Identification: All lubricants from the storage area to the lube technician’s cart to the application should be well identified using a standard identification system. Complete this by implementing colored labels on each lubricant container (bulk, top-up and grease gun). These match the same colored label on the lube point.
Consolidation: Consolidate the quantity and types of lubricant you keep, but do not sacrifice the right product for the application based on consolidation. Doing so may cause premature equipment failure.
You can see just how difficult it can be to deal with the restrictions that food, beverage, pharmaceutical and cosmetic companies face when dealing with quality and cleanliness control and implementing proper lubrication techniques. With the limited selection of food-grade lubricants, it is critical to take the time to determine the correct product per application.
The implementation of any program (HACCP or strictly lubrication) takes time, resources and confidence to complete successfully. Many times, facilities look for an immediate return on these types of programs and investments. While that is not wrong to expect, it just does not happen immediately. These types of programs take time to develop and reach their full potential and must keep evolving with the demands of the facility. Luckily, programs can evolve and morph as many times as required.

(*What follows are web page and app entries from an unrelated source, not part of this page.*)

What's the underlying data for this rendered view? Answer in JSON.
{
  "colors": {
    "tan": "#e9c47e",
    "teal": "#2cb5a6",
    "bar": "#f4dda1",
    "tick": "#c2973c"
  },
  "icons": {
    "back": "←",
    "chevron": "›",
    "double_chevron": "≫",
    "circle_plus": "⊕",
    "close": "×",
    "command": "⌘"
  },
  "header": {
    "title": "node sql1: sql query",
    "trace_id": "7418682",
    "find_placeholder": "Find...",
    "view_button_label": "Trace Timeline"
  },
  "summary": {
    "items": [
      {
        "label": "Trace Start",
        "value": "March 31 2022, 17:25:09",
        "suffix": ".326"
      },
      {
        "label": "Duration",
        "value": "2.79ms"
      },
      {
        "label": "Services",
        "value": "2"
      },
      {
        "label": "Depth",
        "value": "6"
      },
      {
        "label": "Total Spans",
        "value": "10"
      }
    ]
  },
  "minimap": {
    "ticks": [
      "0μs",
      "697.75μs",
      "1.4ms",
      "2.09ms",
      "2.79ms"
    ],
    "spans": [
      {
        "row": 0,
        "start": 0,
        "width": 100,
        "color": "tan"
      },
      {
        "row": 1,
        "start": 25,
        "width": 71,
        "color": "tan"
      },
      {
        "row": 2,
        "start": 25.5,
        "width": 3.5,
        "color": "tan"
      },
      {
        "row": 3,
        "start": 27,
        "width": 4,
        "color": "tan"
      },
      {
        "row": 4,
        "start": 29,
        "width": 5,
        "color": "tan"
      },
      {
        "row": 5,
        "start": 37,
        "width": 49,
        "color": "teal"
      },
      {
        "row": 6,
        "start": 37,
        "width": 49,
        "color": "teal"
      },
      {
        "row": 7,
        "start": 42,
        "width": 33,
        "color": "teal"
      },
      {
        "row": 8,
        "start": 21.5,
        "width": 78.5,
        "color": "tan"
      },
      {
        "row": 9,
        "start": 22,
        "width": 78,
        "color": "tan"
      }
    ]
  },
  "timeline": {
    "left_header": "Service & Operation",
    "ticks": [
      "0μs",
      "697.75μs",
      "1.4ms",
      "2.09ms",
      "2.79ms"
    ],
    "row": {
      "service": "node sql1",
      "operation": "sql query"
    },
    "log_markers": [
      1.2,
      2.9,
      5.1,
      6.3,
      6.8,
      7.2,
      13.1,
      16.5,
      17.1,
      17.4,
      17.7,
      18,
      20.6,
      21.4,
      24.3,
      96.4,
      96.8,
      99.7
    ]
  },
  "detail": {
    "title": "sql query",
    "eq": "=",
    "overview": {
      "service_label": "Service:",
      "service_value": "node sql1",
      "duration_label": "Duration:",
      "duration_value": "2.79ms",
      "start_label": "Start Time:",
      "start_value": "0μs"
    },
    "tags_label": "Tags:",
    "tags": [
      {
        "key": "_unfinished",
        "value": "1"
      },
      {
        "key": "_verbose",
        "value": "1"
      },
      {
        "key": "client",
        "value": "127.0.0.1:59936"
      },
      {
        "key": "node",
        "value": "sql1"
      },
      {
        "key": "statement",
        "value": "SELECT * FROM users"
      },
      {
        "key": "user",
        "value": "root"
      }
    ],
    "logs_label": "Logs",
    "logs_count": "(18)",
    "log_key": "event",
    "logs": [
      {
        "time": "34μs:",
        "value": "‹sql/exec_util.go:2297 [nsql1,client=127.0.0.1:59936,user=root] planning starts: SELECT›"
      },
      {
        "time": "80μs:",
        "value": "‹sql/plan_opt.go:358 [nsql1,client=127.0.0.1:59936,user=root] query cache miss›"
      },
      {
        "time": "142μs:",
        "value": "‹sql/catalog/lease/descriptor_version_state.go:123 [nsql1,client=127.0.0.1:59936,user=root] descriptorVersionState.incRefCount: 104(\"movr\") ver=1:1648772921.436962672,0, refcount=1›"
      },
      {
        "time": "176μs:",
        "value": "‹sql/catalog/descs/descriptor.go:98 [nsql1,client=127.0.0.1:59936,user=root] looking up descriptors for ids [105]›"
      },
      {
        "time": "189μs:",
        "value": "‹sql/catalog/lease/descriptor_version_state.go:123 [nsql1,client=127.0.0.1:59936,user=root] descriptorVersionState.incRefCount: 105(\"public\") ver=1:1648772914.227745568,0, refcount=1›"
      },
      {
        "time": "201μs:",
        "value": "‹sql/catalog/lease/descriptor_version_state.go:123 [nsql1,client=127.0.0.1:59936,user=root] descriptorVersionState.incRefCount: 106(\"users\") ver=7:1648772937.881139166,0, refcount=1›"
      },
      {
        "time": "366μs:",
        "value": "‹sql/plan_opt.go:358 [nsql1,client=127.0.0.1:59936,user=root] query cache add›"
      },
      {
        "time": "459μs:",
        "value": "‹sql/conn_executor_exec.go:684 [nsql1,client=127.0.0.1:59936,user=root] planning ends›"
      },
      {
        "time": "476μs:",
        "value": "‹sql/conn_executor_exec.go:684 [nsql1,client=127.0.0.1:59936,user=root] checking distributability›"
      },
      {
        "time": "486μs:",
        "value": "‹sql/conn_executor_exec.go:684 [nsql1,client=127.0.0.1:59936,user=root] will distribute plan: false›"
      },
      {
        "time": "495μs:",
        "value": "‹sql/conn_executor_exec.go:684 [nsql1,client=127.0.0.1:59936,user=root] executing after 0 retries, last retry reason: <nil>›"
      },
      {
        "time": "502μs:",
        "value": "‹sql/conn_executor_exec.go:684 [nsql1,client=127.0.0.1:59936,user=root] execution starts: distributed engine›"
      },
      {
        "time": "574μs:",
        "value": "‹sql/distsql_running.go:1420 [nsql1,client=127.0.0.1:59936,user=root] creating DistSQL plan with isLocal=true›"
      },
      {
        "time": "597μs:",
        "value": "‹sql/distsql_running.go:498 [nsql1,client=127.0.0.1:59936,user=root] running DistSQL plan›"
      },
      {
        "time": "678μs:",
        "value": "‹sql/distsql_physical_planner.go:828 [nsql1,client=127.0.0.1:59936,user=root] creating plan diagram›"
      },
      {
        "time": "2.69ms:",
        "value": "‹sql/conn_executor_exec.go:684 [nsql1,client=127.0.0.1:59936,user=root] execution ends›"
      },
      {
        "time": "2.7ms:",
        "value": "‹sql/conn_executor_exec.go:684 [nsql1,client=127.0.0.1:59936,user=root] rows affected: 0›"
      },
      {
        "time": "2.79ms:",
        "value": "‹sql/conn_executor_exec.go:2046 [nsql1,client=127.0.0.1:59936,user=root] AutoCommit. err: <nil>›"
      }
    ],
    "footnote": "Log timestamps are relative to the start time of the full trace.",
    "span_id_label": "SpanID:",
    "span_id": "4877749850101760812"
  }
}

Debbie Hodson, Shell Cassida, “Food-grade Lubricants Reduce Contamination Threats for Food and Beverage Manufacturers”. Machinery Lubrication magazine. January 2004
Sabrin Gebarin, “The Basics of Food-grade Lubricants”. Machinery Lubrication magazine. January 2009
Martin Williamson, “Understanding Food-grade Lubricants”. Machinery Lubrication magazine. January 2003